(Dataset items)
------------------------------------------------
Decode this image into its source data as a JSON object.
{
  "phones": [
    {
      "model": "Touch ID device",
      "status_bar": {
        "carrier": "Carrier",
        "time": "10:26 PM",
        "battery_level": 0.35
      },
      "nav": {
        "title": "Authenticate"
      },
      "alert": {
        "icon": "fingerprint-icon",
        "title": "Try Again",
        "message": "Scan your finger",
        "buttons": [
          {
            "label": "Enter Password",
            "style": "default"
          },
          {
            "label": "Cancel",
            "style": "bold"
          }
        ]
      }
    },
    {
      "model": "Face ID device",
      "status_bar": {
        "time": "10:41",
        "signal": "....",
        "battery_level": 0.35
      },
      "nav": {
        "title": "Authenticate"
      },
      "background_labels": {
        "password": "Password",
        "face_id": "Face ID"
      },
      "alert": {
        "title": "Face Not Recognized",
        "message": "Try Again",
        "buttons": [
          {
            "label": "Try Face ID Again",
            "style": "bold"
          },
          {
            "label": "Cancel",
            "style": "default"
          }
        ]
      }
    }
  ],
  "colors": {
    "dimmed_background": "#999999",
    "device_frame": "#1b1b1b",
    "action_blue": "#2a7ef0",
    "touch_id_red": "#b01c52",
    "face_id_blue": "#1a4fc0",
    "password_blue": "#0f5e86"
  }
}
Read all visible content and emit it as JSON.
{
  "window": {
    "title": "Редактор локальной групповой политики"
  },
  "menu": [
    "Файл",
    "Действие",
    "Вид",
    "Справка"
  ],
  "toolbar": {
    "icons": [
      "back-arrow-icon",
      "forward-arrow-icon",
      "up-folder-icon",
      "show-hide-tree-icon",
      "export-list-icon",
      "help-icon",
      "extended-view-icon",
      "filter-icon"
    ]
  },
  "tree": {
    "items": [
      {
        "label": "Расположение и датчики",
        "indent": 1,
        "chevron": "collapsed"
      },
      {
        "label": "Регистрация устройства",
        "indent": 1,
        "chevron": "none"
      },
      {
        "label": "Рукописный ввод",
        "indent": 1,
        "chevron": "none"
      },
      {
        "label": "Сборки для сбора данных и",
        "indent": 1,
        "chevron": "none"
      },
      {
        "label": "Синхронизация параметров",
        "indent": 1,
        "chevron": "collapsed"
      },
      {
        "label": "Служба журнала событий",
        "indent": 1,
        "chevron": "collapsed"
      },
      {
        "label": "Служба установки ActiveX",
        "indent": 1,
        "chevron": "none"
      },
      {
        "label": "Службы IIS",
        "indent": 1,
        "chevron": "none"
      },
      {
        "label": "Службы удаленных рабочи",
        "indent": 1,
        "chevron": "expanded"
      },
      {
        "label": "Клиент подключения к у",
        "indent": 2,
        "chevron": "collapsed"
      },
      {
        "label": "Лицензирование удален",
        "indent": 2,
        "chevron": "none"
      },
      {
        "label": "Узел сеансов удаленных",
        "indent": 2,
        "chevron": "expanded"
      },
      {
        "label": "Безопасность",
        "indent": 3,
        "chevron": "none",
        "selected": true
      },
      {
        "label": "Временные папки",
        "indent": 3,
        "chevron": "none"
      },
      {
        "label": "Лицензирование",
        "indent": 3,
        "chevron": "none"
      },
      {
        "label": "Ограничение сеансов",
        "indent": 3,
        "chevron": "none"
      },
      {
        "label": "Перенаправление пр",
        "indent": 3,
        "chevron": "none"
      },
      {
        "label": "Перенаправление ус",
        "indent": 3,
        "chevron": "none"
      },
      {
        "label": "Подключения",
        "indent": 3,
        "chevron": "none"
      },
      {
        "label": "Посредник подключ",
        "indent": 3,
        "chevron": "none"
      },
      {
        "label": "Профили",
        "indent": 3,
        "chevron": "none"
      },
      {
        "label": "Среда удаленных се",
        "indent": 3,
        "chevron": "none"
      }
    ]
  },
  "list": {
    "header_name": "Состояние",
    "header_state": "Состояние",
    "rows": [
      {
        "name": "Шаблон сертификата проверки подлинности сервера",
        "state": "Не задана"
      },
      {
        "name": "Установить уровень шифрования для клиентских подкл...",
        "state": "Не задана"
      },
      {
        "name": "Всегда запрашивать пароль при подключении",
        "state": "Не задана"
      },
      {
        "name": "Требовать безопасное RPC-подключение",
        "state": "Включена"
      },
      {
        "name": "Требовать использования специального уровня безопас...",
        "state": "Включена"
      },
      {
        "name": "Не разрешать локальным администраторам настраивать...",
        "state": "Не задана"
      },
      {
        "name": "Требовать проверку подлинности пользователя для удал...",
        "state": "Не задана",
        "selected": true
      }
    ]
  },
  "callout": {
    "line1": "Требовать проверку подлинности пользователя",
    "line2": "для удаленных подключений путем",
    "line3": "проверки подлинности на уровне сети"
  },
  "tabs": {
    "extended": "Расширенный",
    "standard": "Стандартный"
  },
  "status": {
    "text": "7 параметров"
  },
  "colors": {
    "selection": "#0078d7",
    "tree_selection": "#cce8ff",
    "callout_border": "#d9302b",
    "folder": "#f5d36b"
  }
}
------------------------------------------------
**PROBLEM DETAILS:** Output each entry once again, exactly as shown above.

**ANSWER SPACE:**
Decode this image into its source data as a JSON object.
{
  "phones": [
    {
      "model": "Touch ID device",
      "status_bar": {
        "carrier": "Carrier",
        "time": "10:26 PM",
        "battery_level": 0.35
      },
      "nav": {
        "title": "Authenticate"
      },
      "alert": {
        "icon": "fingerprint-icon",
        "title": "Try Again",
        "message": "Scan your finger",
        "buttons": [
          {
            "label": "Enter Password",
            "style": "default"
          },
          {
            "label": "Cancel",
            "style": "bold"
          }
        ]
      }
    },
    {
      "model": "Face ID device",
      "status_bar": {
        "time": "10:41",
        "signal": "....",
        "battery_level": 0.35
      },
      "nav": {
        "title": "Authenticate"
      },
      "background_labels": {
        "password": "Password",
        "face_id": "Face ID"
      },
      "alert": {
        "title": "Face Not Recognized",
        "message": "Try Again",
        "buttons": [
          {
            "label": "Try Face ID Again",
            "style": "bold"
          },
          {
            "label": "Cancel",
            "style": "default"
          }
        ]
      }
    }
  ],
  "colors": {
    "dimmed_background": "#999999",
    "device_frame": "#1b1b1b",
    "action_blue": "#2a7ef0",
    "touch_id_red": "#b01c52",
    "face_id_blue": "#1a4fc0",
    "password_blue": "#0f5e86"
  }
}
Read all visible content and emit it as JSON.
{
  "window": {
    "title": "Редактор локальной групповой политики"
  },
  "menu": [
    "Файл",
    "Действие",
    "Вид",
    "Справка"
  ],
  "toolbar": {
    "icons": [
      "back-arrow-icon",
      "forward-arrow-icon",
      "up-folder-icon",
      "show-hide-tree-icon",
      "export-list-icon",
      "help-icon",
      "extended-view-icon",
      "filter-icon"
    ]
  },
  "tree": {
    "items": [
      {
        "label": "Расположение и датчики",
        "indent": 1,
        "chevron": "collapsed"
      },
      {
        "label": "Регистрация устройства",
        "indent": 1,
        "chevron": "none"
      },
      {
        "label": "Рукописный ввод",
        "indent": 1,
        "chevron": "none"
      },
      {
        "label": "Сборки для сбора данных и",
        "indent": 1,
        "chevron": "none"
      },
      {
        "label": "Синхронизация параметров",
        "indent": 1,
        "chevron": "collapsed"
      },
      {
        "label": "Служба журнала событий",
        "indent": 1,
        "chevron": "collapsed"
      },
      {
        "label": "Служба установки ActiveX",
        "indent": 1,
        "chevron": "none"
      },
      {
        "label": "Службы IIS",
        "indent": 1,
        "chevron": "none"
      },
      {
        "label": "Службы удаленных рабочи",
        "indent": 1,
        "chevron": "expanded"
      },
      {
        "label": "Клиент подключения к у",
        "indent": 2,
        "chevron": "collapsed"
      },
      {
        "label": "Лицензирование удален",
        "indent": 2,
        "chevron": "none"
      },
      {
        "label": "Узел сеансов удаленных",
        "indent": 2,
        "chevron": "expanded"
      },
      {
        "label": "Безопасность",
        "indent": 3,
        "chevron": "none",
        "selected": true
      },
      {
        "label": "Временные папки",
        "indent": 3,
        "chevron": "none"
      },
      {
        "label": "Лицензирование",
        "indent": 3,
        "chevron": "none"
      },
      {
        "label": "Ограничение сеансов",
        "indent": 3,
        "chevron": "none"
      },
      {
        "label": "Перенаправление пр",
        "indent": 3,
        "chevron": "none"
      },
      {
        "label": "Перенаправление ус",
        "indent": 3,
        "chevron": "none"
      },
      {
        "label": "Подключения",
        "indent": 3,
        "chevron": "none"
      },
      {
        "label": "Посредник подключ",
        "indent": 3,
        "chevron": "none"
      },
      {
        "label": "Профили",
        "indent": 3,
        "chevron": "none"
      },
      {
        "label": "Среда удаленных се",
        "indent": 3,
        "chevron": "none"
      }
    ]
  },
  "list": {
    "header_name": "Состояние",
    "header_state": "Состояние",
    "rows": [
      {
        "name": "Шаблон сертификата проверки подлинности сервера",
        "state": "Не задана"
      },
      {
        "name": "Установить уровень шифрования для клиентских подкл...",
        "state": "Не задана"
      },
      {
        "name": "Всегда запрашивать пароль при подключении",
        "state": "Не задана"
      },
      {
        "name": "Требовать безопасное RPC-подключение",
        "state": "Включена"
      },
      {
        "name": "Требовать использования специального уровня безопас...",
        "state": "Включена"
      },
      {
        "name": "Не разрешать локальным администраторам настраивать...",
        "state": "Не задана"
      },
      {
        "name": "Требовать проверку подлинности пользователя для удал...",
        "state": "Не задана",
        "selected": true
      }
    ]
  },
  "callout": {
    "line1": "Требовать проверку подлинности пользователя",
    "line2": "для удаленных подключений путем",
    "line3": "проверки подлинности на уровне сети"
  },
  "tabs": {
    "extended": "Расширенный",
    "standard": "Стандартный"
  },
  "status": {
    "text": "7 параметров"
  },
  "colors": {
    "selection": "#0078d7",
    "tree_selection": "#cce8ff",
    "callout_border": "#d9302b",
    "folder": "#f5d36b"
  }
}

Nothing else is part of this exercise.